Gil Scott Heron claimed that, "the revolution will not be televised." I agree, but this assertion was made well before YouTube. The democratization of the media has made it possible to broadcast the revolution. Though GE might not make a habit of informing the masses about abuses by the man, a video of police brutality can reach millions almost instantly and force the hand of the mainstream media. In St. George, MO an officer was caught on video threatening to jail an individual on false charges. Once posted to the internet and pick up by local media, an investigation was initiated.
Granted there are still many hours of useless video residing at YouTube (I should know I have posted some of it), but since its purchase by Google is has been gradually inching its way to legitimacy. In conjunction with CNN it has become a part of the 2008 election campaign. Users were invited to pose question via YouTube and the best of those questions were posed to the candidates.
Why then do a majority of schools still block access? For any tech savvy teacher there are ways around this problem. There are web tools that will allow you to download streaming video and free converters to allow you to put it in almost any format you desire. However, as we all know, the number of teachers with the expertise, patiences, and time to do this is limited.
I have long advocated web access to almost all but the most obscene sites. How are we to teach students to be citizens if we deny them access to the community? YouTube is only the beginning.

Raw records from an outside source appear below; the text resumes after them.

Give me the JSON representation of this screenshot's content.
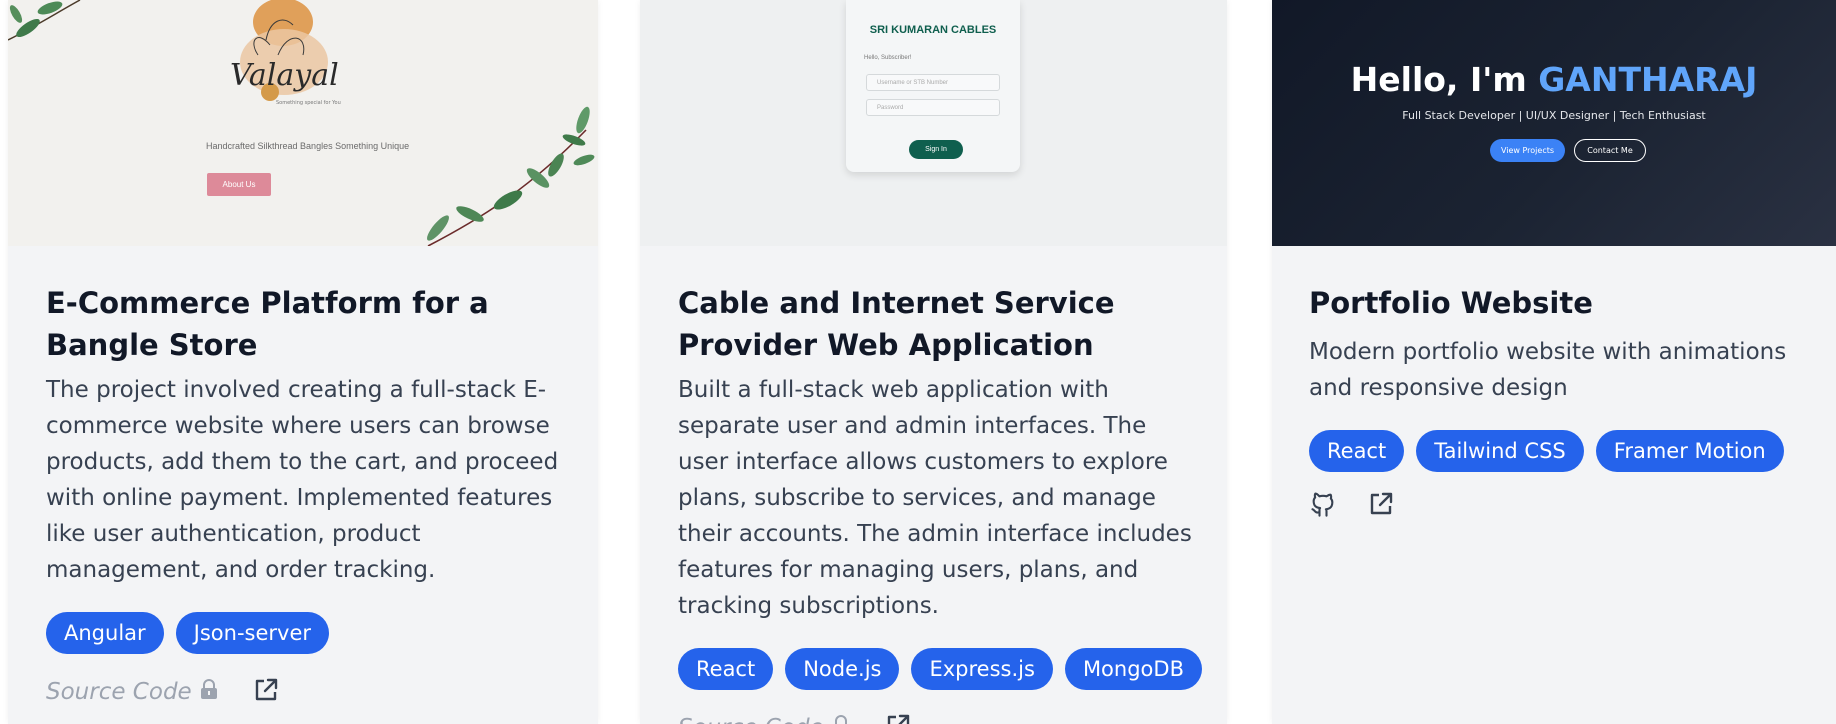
{
  "projects": [
    {
      "title": "E-Commerce Platform for a Bangle Store",
      "description": "The project involved creating a full-stack E-commerce website where users can browse products, add them to the cart, and proceed with online payment. Implemented features like user authentication, product management, and order tracking.",
      "tags": [
        "Angular",
        "Json-server"
      ],
      "source_label": "Source Code",
      "preview": {
        "brand": "Valayal",
        "brand_sub": "Something special for You",
        "tagline": "Handcrafted Silkthread Bangles Something Unique",
        "button": "About Us"
      }
    },
    {
      "title": "Cable and Internet Service Provider Web Application",
      "description": "Built a full-stack web application with separate user and admin interfaces. The user interface allows customers to explore plans, subscribe to services, and manage their accounts. The admin interface includes features for managing users, plans, and tracking subscriptions.",
      "tags": [
        "React",
        "Node.js",
        "Express.js",
        "MongoDB"
      ],
      "source_label": "Source Code",
      "preview": {
        "title": "SRI KUMARAN CABLES",
        "greeting": "Hello, Subscriber!",
        "username_placeholder": "Username or STB Number",
        "password_placeholder": "Password",
        "button": "Sign In"
      }
    },
    {
      "title": "Portfolio Website",
      "description": "Modern portfolio website with animations and responsive design",
      "tags": [
        "React",
        "Tailwind CSS",
        "Framer Motion"
      ],
      "preview": {
        "greeting": "Hello, I'm ",
        "name": "GANTHARAJ",
        "subtitle": "Full Stack Developer | UI/UX Designer | Tech Enthusiast",
        "button_primary": "View Projects",
        "button_secondary": "Contact Me"
      }
    }
  ],
  "colors": {
    "tag_bg": "#2563eb",
    "card_bg": "#f3f4f6",
    "muted": "#9ca3af",
    "cable_green": "#0f5f4e",
    "valayal_pink": "#dd8a99",
    "portfolio_accent": "#60a5fa"
  },
  "icons": [
    "lock-icon",
    "external-link-icon",
    "github-icon"
  ]
}
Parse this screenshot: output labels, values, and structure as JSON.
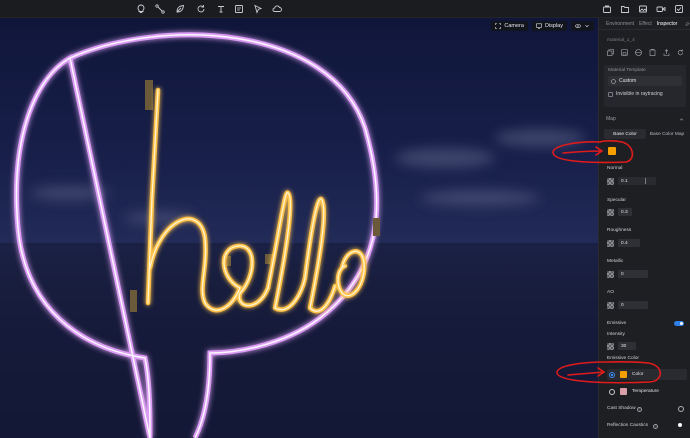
{
  "toolbar": {
    "tools": [
      "bulb-icon",
      "connector-icon",
      "leaf-icon",
      "rotate-icon",
      "text-icon",
      "panel-icon",
      "cursor-icon",
      "cloud-icon"
    ],
    "right_tools": [
      "bag-icon",
      "folder-icon",
      "image-icon",
      "video-icon",
      "checkbox-icon"
    ]
  },
  "viewport": {
    "camera_label": "Camera",
    "display_label": "Display",
    "scene_text": "hello"
  },
  "inspector": {
    "tabs": [
      "Environment",
      "Effect",
      "Inspector"
    ],
    "active_tab": "Inspector",
    "object_name": "material_1_4",
    "material_template_label": "Material Template",
    "material_template_value": "Custom",
    "invisible_in_raytracing_label": "Invisible in raytracing",
    "map_section": "Map",
    "subtabs": [
      "Base Color",
      "Base Color Map"
    ],
    "base_color": "#f5a000",
    "props": {
      "normal": {
        "label": "Normal",
        "value": "0.1"
      },
      "specular": {
        "label": "Specular",
        "value": "0.3"
      },
      "roughness": {
        "label": "Roughness",
        "value": "0.4"
      },
      "metallic": {
        "label": "Metallic",
        "value": "0"
      },
      "ao": {
        "label": "AO",
        "value": "0"
      }
    },
    "emissive_label": "Emissive",
    "intensity_label": "Intensity",
    "intensity_value": "30",
    "emissive_color_label": "Emissive Color",
    "emissive_options": {
      "color_label": "Color",
      "color_swatch": "#f5a000",
      "temperature_label": "Temperature",
      "temperature_swatch": "#d9a0a8"
    },
    "cast_shadow_label": "Cast Shadow",
    "reflection_caustics_label": "Reflection Caustics"
  },
  "colors": {
    "accent": "#2f7fe6",
    "annotation": "#e01b1b",
    "neon_yellow": "#ffd27a",
    "neon_purple": "#d06bff"
  }
}
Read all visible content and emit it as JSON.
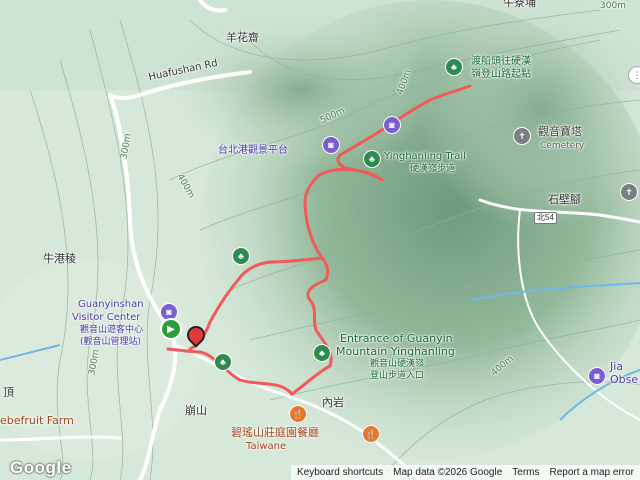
{
  "map": {
    "road_name": "Huafushan Rd",
    "route_shield": "北54",
    "places": [
      {
        "id": "top-right-village",
        "text": "牛寮埔"
      },
      {
        "id": "yanghuazhai",
        "text": "羊花齋"
      },
      {
        "id": "niugangleng",
        "text": "牛港稜"
      },
      {
        "id": "shibijiao",
        "text": "石壁腳"
      },
      {
        "id": "bengshan",
        "text": "崩山"
      },
      {
        "id": "neiyan",
        "text": "內岩"
      },
      {
        "id": "ding",
        "text": "頂"
      }
    ],
    "pois": [
      {
        "id": "trailhead-ferry",
        "line1": "渡船頭往硬漢",
        "line2": "嶺登山路起點",
        "icon": "park-icon"
      },
      {
        "id": "taipei-port-view",
        "text": "台北港觀景平台",
        "icon": "camera-icon"
      },
      {
        "id": "yinghanling-trail",
        "line1": "Yinghanling Trail",
        "line2": "硬漢嶺步道",
        "icon": "park-icon"
      },
      {
        "id": "guanyin-tower",
        "line1": "觀音寶塔",
        "line2": "Cemetery",
        "icon": "cemetery-icon"
      },
      {
        "id": "visitor-center",
        "line1": "Guanyinshan",
        "line2": "Visitor Center",
        "line3": "觀音山遊客中心",
        "line4": "(觀音山管理站)",
        "icon": "camera-icon"
      },
      {
        "id": "entrance-guanyin",
        "line1": "Entrance of Guanyin",
        "line2": "Mountain Yinghanling",
        "line3": "觀音山硬漢嶺",
        "line4": "登山步道入口",
        "icon": "park-icon"
      },
      {
        "id": "biyao-restaurant",
        "text": "碧瑤山莊庭園餐廳",
        "icon": "food-icon"
      },
      {
        "id": "jia-obs",
        "line1": "Jia",
        "line2": "Obse",
        "icon": "camera-icon"
      },
      {
        "id": "bottom-left-farm",
        "line1": "ebefruit Farm",
        "line2": "Taiwane",
        "icon": "none"
      }
    ],
    "contour_labels": [
      "300m",
      "400m",
      "500m",
      "400m",
      "300m",
      "400m",
      "300m"
    ],
    "route_color": "#f25a5a",
    "water_color": "#6fb8e8"
  },
  "attribution": {
    "logo": "Google",
    "shortcuts": "Keyboard shortcuts",
    "data": "Map data ©2026 Google",
    "terms": "Terms",
    "report": "Report a map error"
  }
}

Open the playground and let the experimenting begin. Denying students access to the web is not just annoying, but it is criminal.